The currency, which rebounded in July after slumping nearly 30 per cent in the first half of the year, was trading at 3.7900 last Thursday.
On the same day, an Accra trader put the cedi at 3.82 against the dollar.
“This week the cedi could hold firm against the dollar at least, and may likely extend the gains it has made in the last few days of last week, as dollar supply to the market remains consistent,” Joseph Amponsah of Dortis Research told Reuters in Accra.
The government launched a Eurobond at a 10.75 per cent coupon rate this month and signed a $1.8 billion loan deal in Paris in September for 2015/16 crop purchases.
Both of these factors should support the cedi in the months ahead.
The naira is expected to hold steady against the dollar this week as the central bank tightens requirements for foreign exchange trading to support the local currency on both the official interbank and parallel markets.
The regulator said last week it would start to verify customers’ bank biometric identification by November 1, as part of dollar requests.
Operators said the move was meant to help the central bank trace all transactions in the foreign exchange market in a bid to curb speculation.
The naira was trading at 225 to the dollar on the parallel market last week, the same level it closed the previous week, while the local currency appreciated marginally to 196.98 to the dollar on the official interbank market against 197 to the dollar set last Monday, traders said.
The exchange rate of the naira is pegged at the official window in the wake of falling global oil price to preserve hard currency reserves in Africa’s top economy.
The Kenyan shilling is expected to strengthen, mainly due to unusually high government debt yields attracting dollar inflows from foreign investors.
The shilling was trading at 101.80/102.00 per dollar last Thursday, up from 103.00/10 at the previous Thursday’s close.
“We’ve seen massive inflows from people coming in for treasury bills,” said a trader at one Nairobi-based commercial bank, referring to foreign investors who have been attracted by interest rates of more than 20 per cent, far above what Kenya usually pays for short-term debt.
The strengthening will continue as long as the yields remain high, the trader said.
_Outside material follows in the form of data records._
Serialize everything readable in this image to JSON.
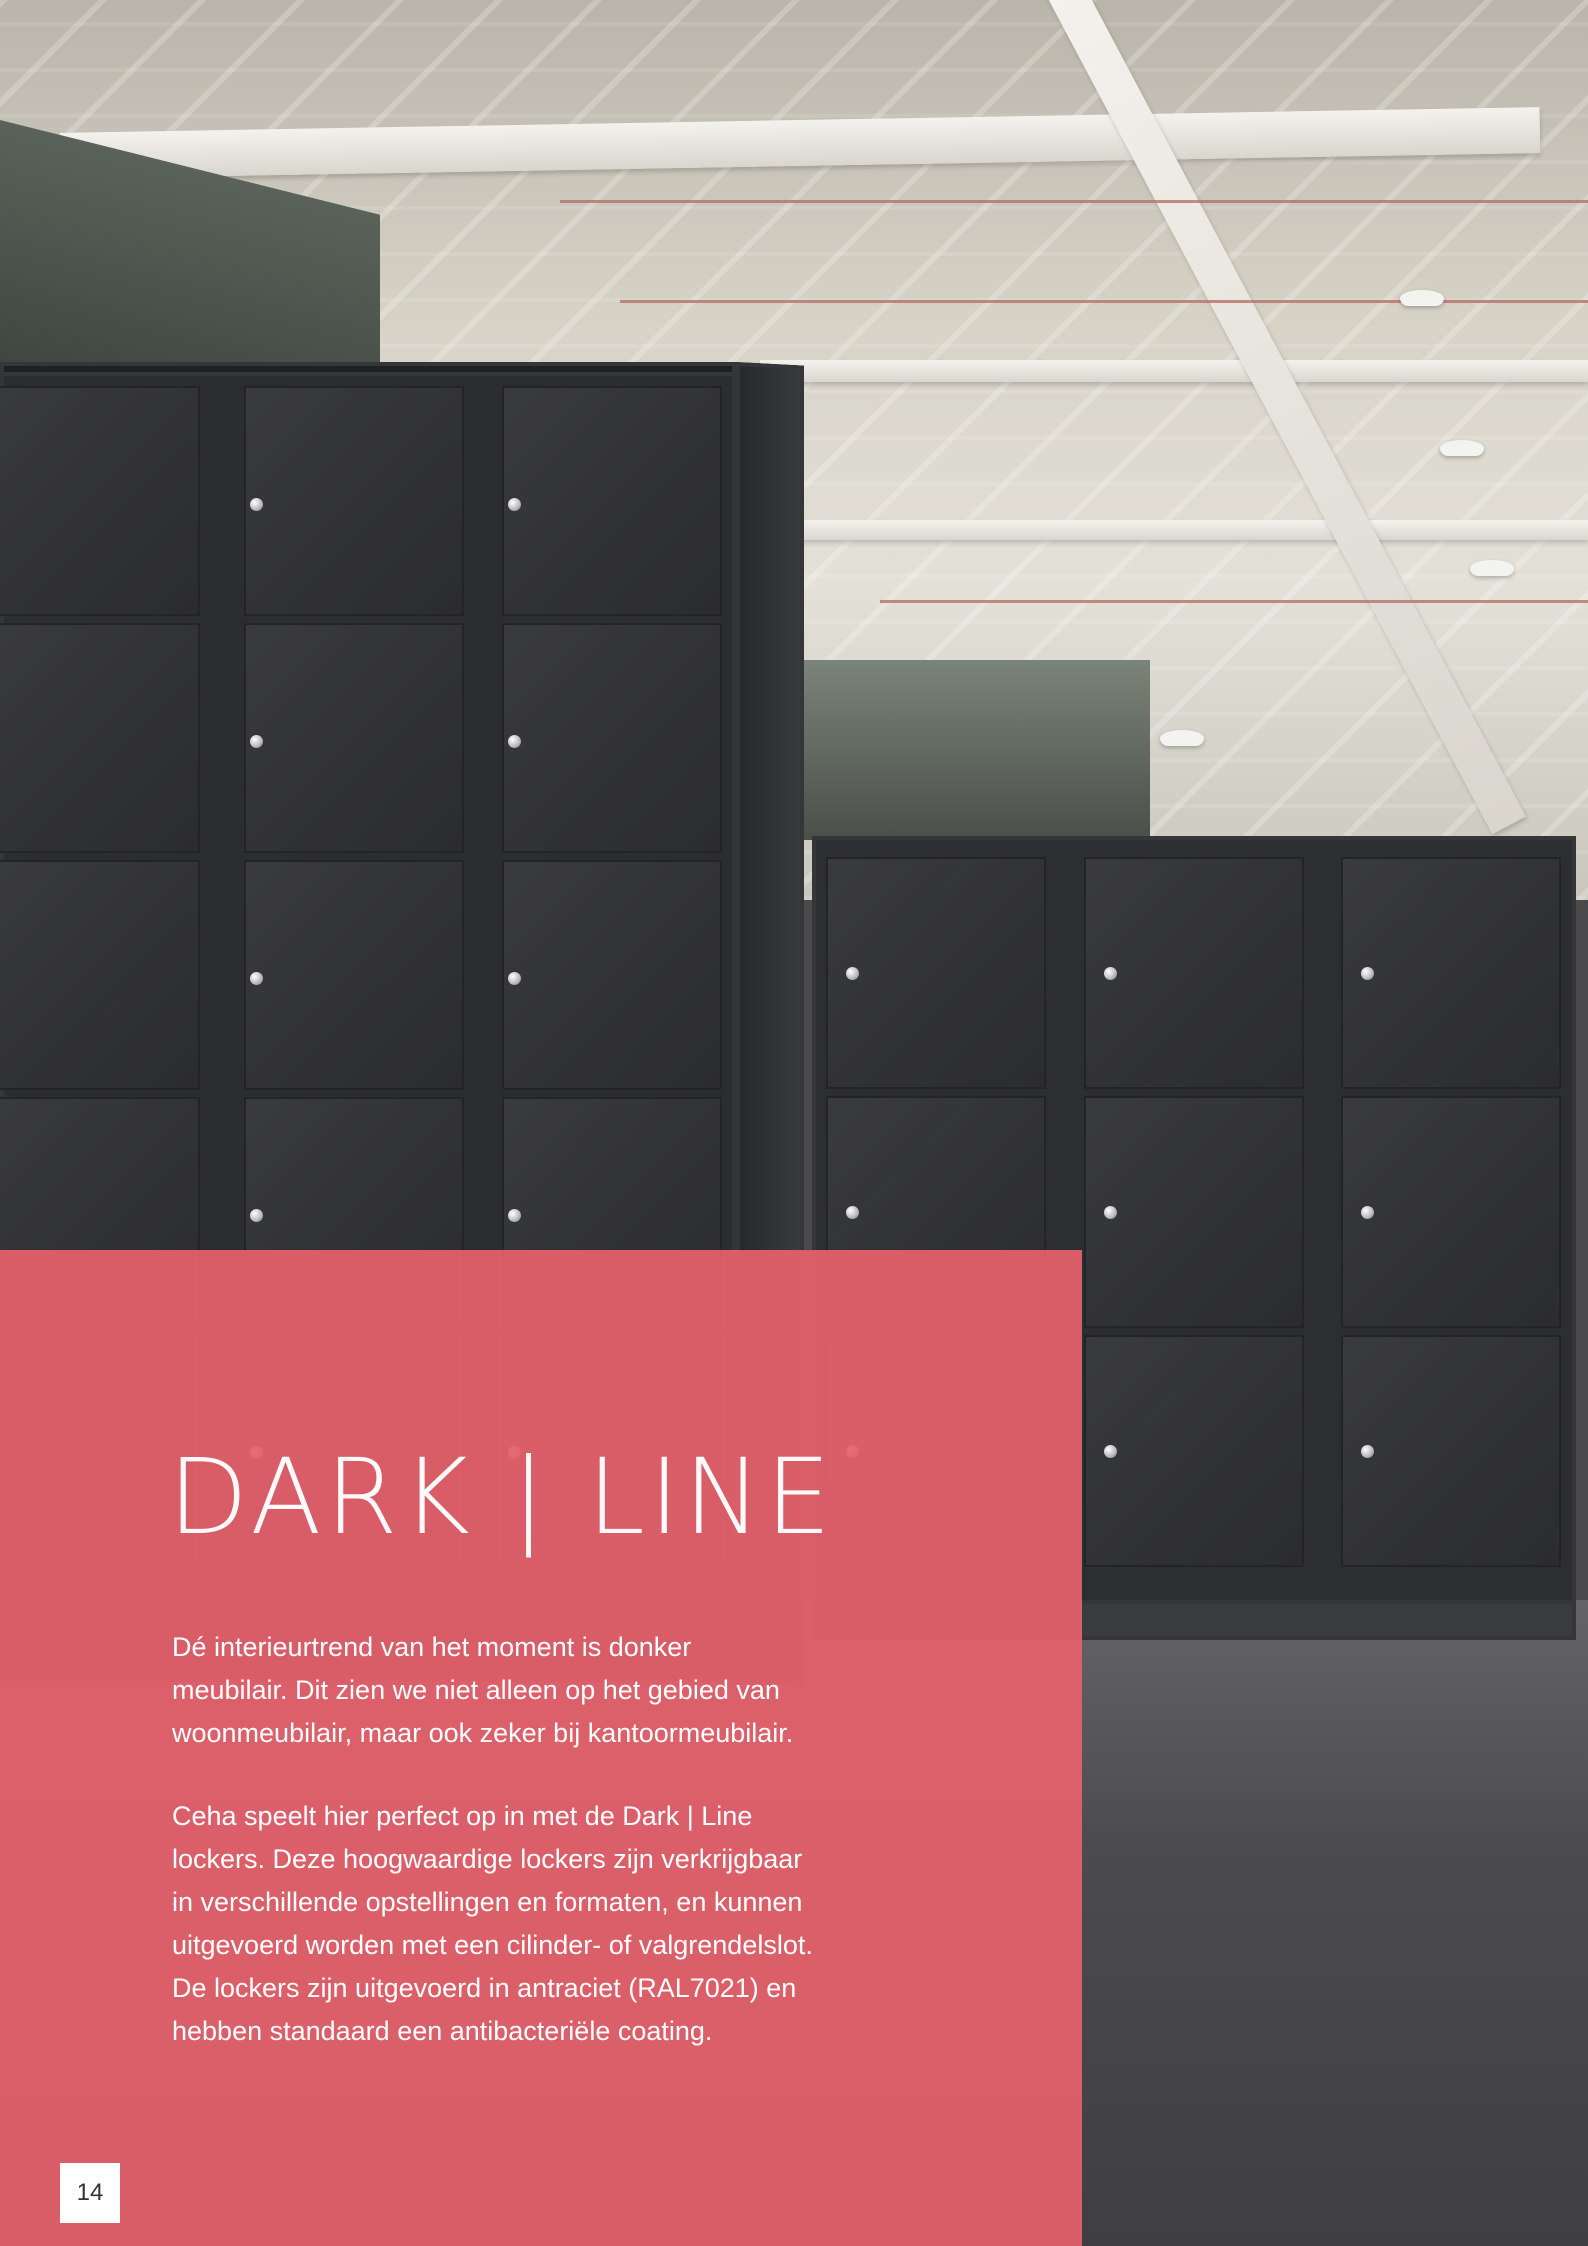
{
  "page": {
    "title": "DARK | LINE",
    "paragraphs": [
      "Dé interieurtrend van het moment is donker\nmeubilair. Dit zien we niet alleen op het gebied van\nwoonmeubilair, maar ook zeker bij kantoormeubilair.",
      "Ceha speelt hier perfect op in met de Dark | Line\nlockers. Deze hoogwaardige lockers zijn verkrijgbaar\nin verschillende opstellingen en formaten, en kunnen\nuitgevoerd worden met een cilinder- of valgrendelslot.\nDe lockers zijn uitgevoerd in antraciet (RAL7021) en\nhebben standaard een antibacteriële coating."
    ],
    "page_number": "14"
  },
  "colors": {
    "panel": "#e6616c",
    "text": "#ffffff",
    "locker": "#2f3033"
  }
}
The local currency is also expected to get a boost next month as companies buy dollars to meet their end-month costs.